▸ AIM OF THE TASK
When you write out the records, keep every word exact and drop the pictures.

▸ EXERCISE DATA
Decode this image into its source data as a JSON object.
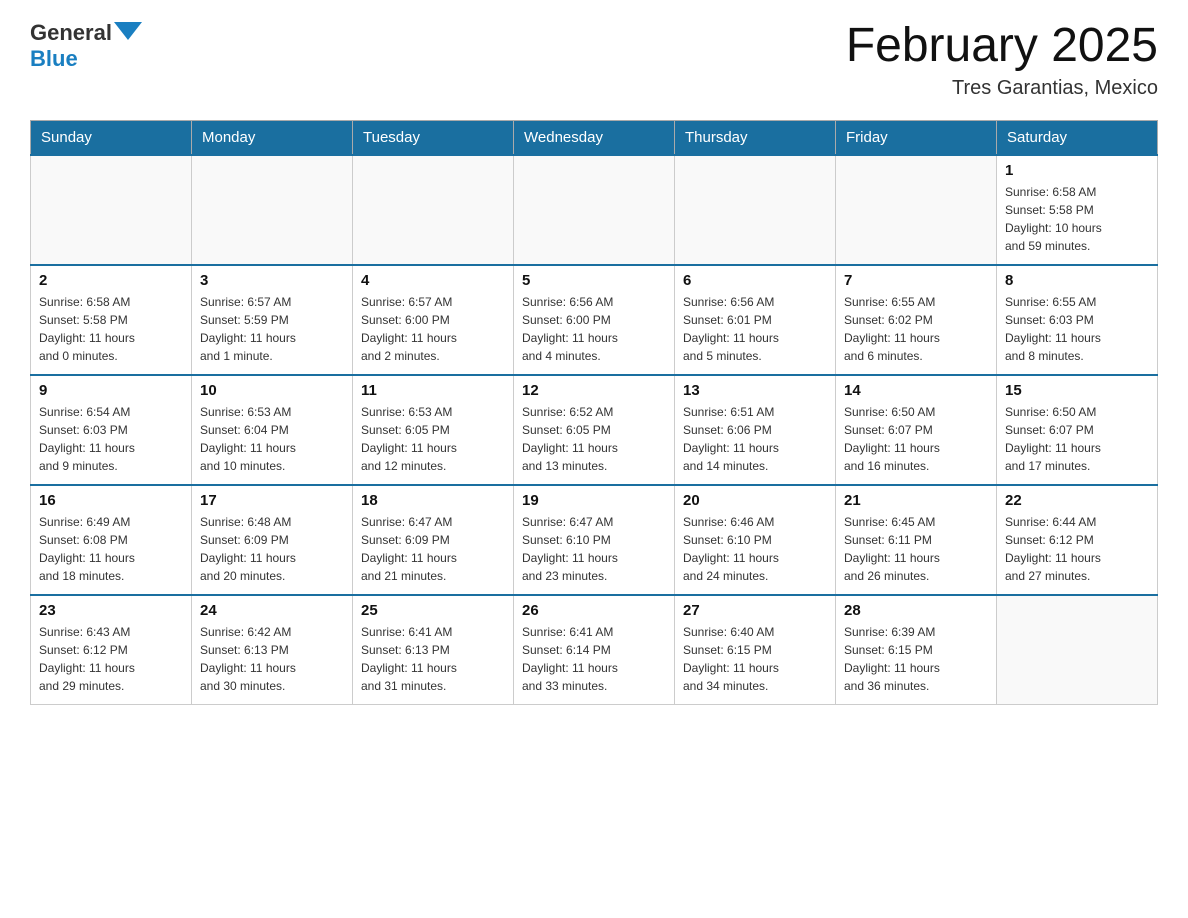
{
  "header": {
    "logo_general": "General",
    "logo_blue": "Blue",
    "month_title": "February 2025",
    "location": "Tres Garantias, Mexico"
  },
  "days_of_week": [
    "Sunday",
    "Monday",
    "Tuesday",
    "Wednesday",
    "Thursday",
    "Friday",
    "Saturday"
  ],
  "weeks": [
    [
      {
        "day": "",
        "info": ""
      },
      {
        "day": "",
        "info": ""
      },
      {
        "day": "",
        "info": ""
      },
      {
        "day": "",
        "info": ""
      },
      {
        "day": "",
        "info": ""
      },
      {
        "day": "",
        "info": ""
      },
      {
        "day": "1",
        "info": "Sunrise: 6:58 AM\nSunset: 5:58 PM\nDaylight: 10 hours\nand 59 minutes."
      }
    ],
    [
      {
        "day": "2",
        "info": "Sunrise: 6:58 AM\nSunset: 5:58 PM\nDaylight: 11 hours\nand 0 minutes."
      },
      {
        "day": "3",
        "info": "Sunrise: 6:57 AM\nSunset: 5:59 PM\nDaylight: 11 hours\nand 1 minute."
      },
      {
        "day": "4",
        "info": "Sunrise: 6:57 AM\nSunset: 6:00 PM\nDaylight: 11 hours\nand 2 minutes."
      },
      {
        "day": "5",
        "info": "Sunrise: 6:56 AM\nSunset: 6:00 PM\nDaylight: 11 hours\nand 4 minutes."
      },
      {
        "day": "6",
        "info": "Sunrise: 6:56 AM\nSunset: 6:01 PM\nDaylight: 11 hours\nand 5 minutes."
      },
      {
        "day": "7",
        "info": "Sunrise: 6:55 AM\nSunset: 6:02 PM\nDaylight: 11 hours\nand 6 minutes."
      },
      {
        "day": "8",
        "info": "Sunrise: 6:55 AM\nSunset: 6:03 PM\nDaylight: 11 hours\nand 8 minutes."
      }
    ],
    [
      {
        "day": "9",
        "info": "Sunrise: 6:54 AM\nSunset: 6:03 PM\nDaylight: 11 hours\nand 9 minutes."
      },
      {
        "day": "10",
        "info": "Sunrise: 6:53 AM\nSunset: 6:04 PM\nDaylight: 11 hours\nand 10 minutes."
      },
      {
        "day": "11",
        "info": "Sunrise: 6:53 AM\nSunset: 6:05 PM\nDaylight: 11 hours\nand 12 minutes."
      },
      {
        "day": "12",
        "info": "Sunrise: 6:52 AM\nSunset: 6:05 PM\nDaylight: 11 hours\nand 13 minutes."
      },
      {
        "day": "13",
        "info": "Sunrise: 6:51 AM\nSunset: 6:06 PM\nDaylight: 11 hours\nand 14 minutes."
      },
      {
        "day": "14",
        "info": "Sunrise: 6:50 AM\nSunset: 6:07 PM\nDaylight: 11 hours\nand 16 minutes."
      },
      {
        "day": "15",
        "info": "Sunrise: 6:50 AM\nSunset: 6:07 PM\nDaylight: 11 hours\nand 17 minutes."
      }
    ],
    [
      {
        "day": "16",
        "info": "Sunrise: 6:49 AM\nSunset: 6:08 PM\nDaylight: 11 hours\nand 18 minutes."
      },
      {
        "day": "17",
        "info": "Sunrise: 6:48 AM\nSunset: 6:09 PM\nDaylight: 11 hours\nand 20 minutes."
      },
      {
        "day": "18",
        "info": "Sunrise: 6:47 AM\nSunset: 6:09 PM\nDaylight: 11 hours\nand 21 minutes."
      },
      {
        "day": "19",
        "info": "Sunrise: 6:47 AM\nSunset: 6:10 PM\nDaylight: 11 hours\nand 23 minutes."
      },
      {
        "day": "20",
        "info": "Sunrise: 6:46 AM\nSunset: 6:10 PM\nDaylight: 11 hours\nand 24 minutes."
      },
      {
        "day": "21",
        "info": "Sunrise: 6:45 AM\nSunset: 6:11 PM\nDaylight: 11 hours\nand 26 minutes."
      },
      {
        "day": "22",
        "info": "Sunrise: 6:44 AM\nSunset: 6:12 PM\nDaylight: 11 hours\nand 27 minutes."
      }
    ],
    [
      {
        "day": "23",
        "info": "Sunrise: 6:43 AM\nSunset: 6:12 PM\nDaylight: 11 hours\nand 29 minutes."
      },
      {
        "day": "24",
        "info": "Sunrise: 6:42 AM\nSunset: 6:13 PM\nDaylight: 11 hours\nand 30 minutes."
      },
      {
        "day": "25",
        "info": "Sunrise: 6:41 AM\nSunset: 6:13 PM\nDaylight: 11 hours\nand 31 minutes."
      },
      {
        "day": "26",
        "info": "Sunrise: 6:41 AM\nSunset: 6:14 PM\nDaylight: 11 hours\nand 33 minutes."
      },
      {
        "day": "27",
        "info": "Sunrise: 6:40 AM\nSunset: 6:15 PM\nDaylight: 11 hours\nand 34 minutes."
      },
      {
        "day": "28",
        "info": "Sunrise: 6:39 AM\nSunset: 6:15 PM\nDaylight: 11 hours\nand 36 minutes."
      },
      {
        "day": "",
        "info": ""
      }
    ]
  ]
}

▸ TASK RESULT
Decode this image into its source data as a JSON object.
{
  "header": {
    "logo_general": "General",
    "logo_blue": "Blue",
    "month_title": "February 2025",
    "location": "Tres Garantias, Mexico"
  },
  "days_of_week": [
    "Sunday",
    "Monday",
    "Tuesday",
    "Wednesday",
    "Thursday",
    "Friday",
    "Saturday"
  ],
  "weeks": [
    [
      {
        "day": "",
        "info": ""
      },
      {
        "day": "",
        "info": ""
      },
      {
        "day": "",
        "info": ""
      },
      {
        "day": "",
        "info": ""
      },
      {
        "day": "",
        "info": ""
      },
      {
        "day": "",
        "info": ""
      },
      {
        "day": "1",
        "info": "Sunrise: 6:58 AM\nSunset: 5:58 PM\nDaylight: 10 hours\nand 59 minutes."
      }
    ],
    [
      {
        "day": "2",
        "info": "Sunrise: 6:58 AM\nSunset: 5:58 PM\nDaylight: 11 hours\nand 0 minutes."
      },
      {
        "day": "3",
        "info": "Sunrise: 6:57 AM\nSunset: 5:59 PM\nDaylight: 11 hours\nand 1 minute."
      },
      {
        "day": "4",
        "info": "Sunrise: 6:57 AM\nSunset: 6:00 PM\nDaylight: 11 hours\nand 2 minutes."
      },
      {
        "day": "5",
        "info": "Sunrise: 6:56 AM\nSunset: 6:00 PM\nDaylight: 11 hours\nand 4 minutes."
      },
      {
        "day": "6",
        "info": "Sunrise: 6:56 AM\nSunset: 6:01 PM\nDaylight: 11 hours\nand 5 minutes."
      },
      {
        "day": "7",
        "info": "Sunrise: 6:55 AM\nSunset: 6:02 PM\nDaylight: 11 hours\nand 6 minutes."
      },
      {
        "day": "8",
        "info": "Sunrise: 6:55 AM\nSunset: 6:03 PM\nDaylight: 11 hours\nand 8 minutes."
      }
    ],
    [
      {
        "day": "9",
        "info": "Sunrise: 6:54 AM\nSunset: 6:03 PM\nDaylight: 11 hours\nand 9 minutes."
      },
      {
        "day": "10",
        "info": "Sunrise: 6:53 AM\nSunset: 6:04 PM\nDaylight: 11 hours\nand 10 minutes."
      },
      {
        "day": "11",
        "info": "Sunrise: 6:53 AM\nSunset: 6:05 PM\nDaylight: 11 hours\nand 12 minutes."
      },
      {
        "day": "12",
        "info": "Sunrise: 6:52 AM\nSunset: 6:05 PM\nDaylight: 11 hours\nand 13 minutes."
      },
      {
        "day": "13",
        "info": "Sunrise: 6:51 AM\nSunset: 6:06 PM\nDaylight: 11 hours\nand 14 minutes."
      },
      {
        "day": "14",
        "info": "Sunrise: 6:50 AM\nSunset: 6:07 PM\nDaylight: 11 hours\nand 16 minutes."
      },
      {
        "day": "15",
        "info": "Sunrise: 6:50 AM\nSunset: 6:07 PM\nDaylight: 11 hours\nand 17 minutes."
      }
    ],
    [
      {
        "day": "16",
        "info": "Sunrise: 6:49 AM\nSunset: 6:08 PM\nDaylight: 11 hours\nand 18 minutes."
      },
      {
        "day": "17",
        "info": "Sunrise: 6:48 AM\nSunset: 6:09 PM\nDaylight: 11 hours\nand 20 minutes."
      },
      {
        "day": "18",
        "info": "Sunrise: 6:47 AM\nSunset: 6:09 PM\nDaylight: 11 hours\nand 21 minutes."
      },
      {
        "day": "19",
        "info": "Sunrise: 6:47 AM\nSunset: 6:10 PM\nDaylight: 11 hours\nand 23 minutes."
      },
      {
        "day": "20",
        "info": "Sunrise: 6:46 AM\nSunset: 6:10 PM\nDaylight: 11 hours\nand 24 minutes."
      },
      {
        "day": "21",
        "info": "Sunrise: 6:45 AM\nSunset: 6:11 PM\nDaylight: 11 hours\nand 26 minutes."
      },
      {
        "day": "22",
        "info": "Sunrise: 6:44 AM\nSunset: 6:12 PM\nDaylight: 11 hours\nand 27 minutes."
      }
    ],
    [
      {
        "day": "23",
        "info": "Sunrise: 6:43 AM\nSunset: 6:12 PM\nDaylight: 11 hours\nand 29 minutes."
      },
      {
        "day": "24",
        "info": "Sunrise: 6:42 AM\nSunset: 6:13 PM\nDaylight: 11 hours\nand 30 minutes."
      },
      {
        "day": "25",
        "info": "Sunrise: 6:41 AM\nSunset: 6:13 PM\nDaylight: 11 hours\nand 31 minutes."
      },
      {
        "day": "26",
        "info": "Sunrise: 6:41 AM\nSunset: 6:14 PM\nDaylight: 11 hours\nand 33 minutes."
      },
      {
        "day": "27",
        "info": "Sunrise: 6:40 AM\nSunset: 6:15 PM\nDaylight: 11 hours\nand 34 minutes."
      },
      {
        "day": "28",
        "info": "Sunrise: 6:39 AM\nSunset: 6:15 PM\nDaylight: 11 hours\nand 36 minutes."
      },
      {
        "day": "",
        "info": ""
      }
    ]
  ]
}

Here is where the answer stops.